The Skillet Lickers’ name is synonymous with string band music in Georgia. This band from Dacula is familar to Georgia historians and flok music fans across the world. Their recordings have sold millions and their style remains influential to the development of the country, folk, and bluegrass music. Today’s Skillet Lickers are carrying on a tradition of string band music going back four generations. Phil Tanner, and his son Russ, keep the Skillet Licker tradition going with the present day band. The Skillet Lickers’ repertoire includes breakdown songs like “Cumberland Gap” and “Hen Cackle”, comic folk songs “Three Nights Drunk” and “The Burglar Man”. They also rely on a variety of country and bluegrass standards showing how the original Skillet Lickers’ work has influenced more modern music. 
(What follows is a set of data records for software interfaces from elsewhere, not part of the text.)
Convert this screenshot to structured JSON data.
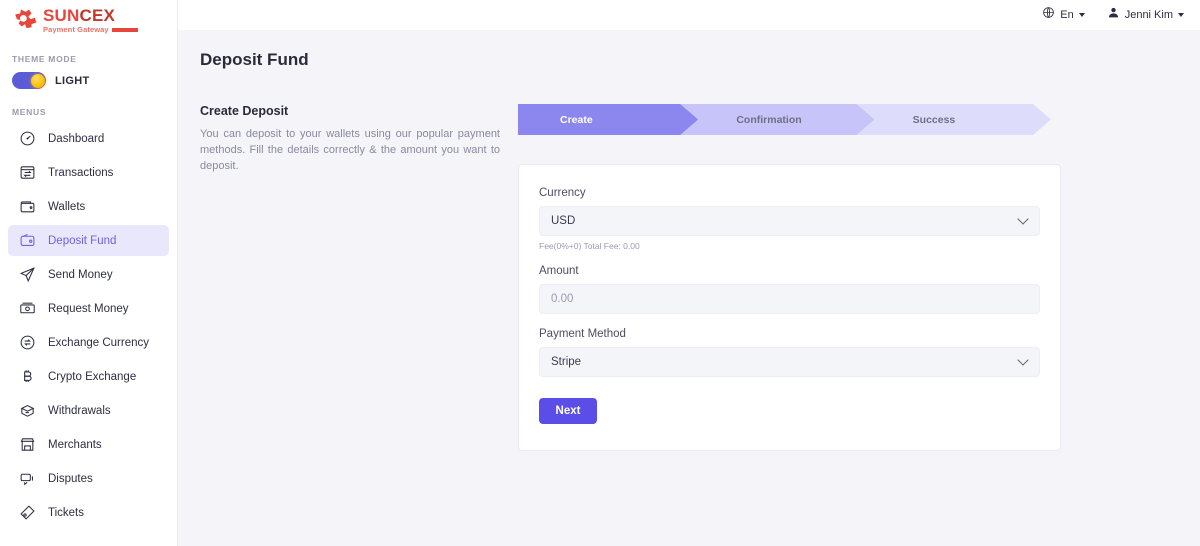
{
  "brand": {
    "name_part1": "SUN",
    "name_part2": "CEX",
    "tagline": "Payment Gateway",
    "logo_icon": "suncex-gear-logo-icon",
    "color": "#e8453c"
  },
  "sidebar": {
    "theme_section_label": "THEME MODE",
    "theme_mode": "LIGHT",
    "theme_toggle_icon": "sun-toggle-icon",
    "menus_section_label": "MENUS",
    "items": [
      {
        "label": "Dashboard",
        "icon": "speedometer-icon",
        "active": false
      },
      {
        "label": "Transactions",
        "icon": "transaction-window-icon",
        "active": false
      },
      {
        "label": "Wallets",
        "icon": "wallet-icon",
        "active": false
      },
      {
        "label": "Deposit Fund",
        "icon": "wallet-coin-icon",
        "active": true
      },
      {
        "label": "Send Money",
        "icon": "paper-plane-icon",
        "active": false
      },
      {
        "label": "Request Money",
        "icon": "money-request-icon",
        "active": false
      },
      {
        "label": "Exchange Currency",
        "icon": "exchange-arrows-icon",
        "active": false
      },
      {
        "label": "Crypto Exchange",
        "icon": "bitcoin-icon",
        "active": false
      },
      {
        "label": "Withdrawals",
        "icon": "withdraw-box-icon",
        "active": false
      },
      {
        "label": "Merchants",
        "icon": "store-icon",
        "active": false
      },
      {
        "label": "Disputes",
        "icon": "chat-bubbles-icon",
        "active": false
      },
      {
        "label": "Tickets",
        "icon": "ticket-icon",
        "active": false
      }
    ],
    "active_color": "#6c63e0",
    "active_bg": "#e9e7fb"
  },
  "topbar": {
    "language": "En",
    "language_icon": "globe-icon",
    "user_name": "Jenni Kim",
    "user_icon": "user-avatar-icon",
    "caret_icon": "caret-down-icon"
  },
  "page": {
    "title": "Deposit Fund"
  },
  "intro": {
    "heading": "Create Deposit",
    "description": "You can deposit to your wallets using our popular payment methods. Fill the details correctly & the amount you want to deposit."
  },
  "stepper": {
    "steps": [
      {
        "label": "Create",
        "state": "active"
      },
      {
        "label": "Confirmation",
        "state": "upcoming"
      },
      {
        "label": "Success",
        "state": "upcoming"
      }
    ],
    "active_color": "#8b87ee",
    "next_color": "#c7c4f9",
    "last_color": "#dedcfb"
  },
  "form": {
    "currency_label": "Currency",
    "currency_value": "USD",
    "fee_note": "Fee(0%+0) Total Fee: 0.00",
    "amount_label": "Amount",
    "amount_value": "",
    "amount_placeholder": "0.00",
    "payment_method_label": "Payment Method",
    "payment_method_value": "Stripe",
    "submit_label": "Next",
    "submit_color": "#5b4ee8",
    "dropdown_icon": "chevron-down-icon"
  }
}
The band takes root in the 1920’s when a Dacula chicken farmer, Gid Tanner, was asked by Columbia Records to go to New York and record some of that “hillbilly music” on the market… and it sold, helping to lay the foundation for today’s country and bluegrass genres. Many musicians recorded with the Skillet Lickers, but it was Gid’s son, Gordon, who took the group to the peak of its sales. In 1934 the band was asked to record one last time in San Antonio, Texas fir RCA. Gordon, who was 17 at the time was asked to go along to do the driving. Once in session, he was placed in front of the mic as the lead fiddler. Thoe cuts, “Down Yonder” and “Back Up and Push” sold over a million copies. That same music was handed down to Gordon’s son Phil, and Phil’s son Russ, who along with the other band members, have their own heritage in the traditional music field and work at the music they love.
The Skillet Lickers love their stories and their history, but most of all, they love the music. It is a fun music that anyone can enjoy. Unlike today’s commercial music that is created for money alone, the Skillet Lickers have one thing in mind for their music, just simple enjoyment. “We want the audience to enjoy the music as much as we have playing,” says Phil Tanner. And, whether you’re re-living a classic Skillet Licker recording or seeing a show in person, there’s no doubt that’s the case.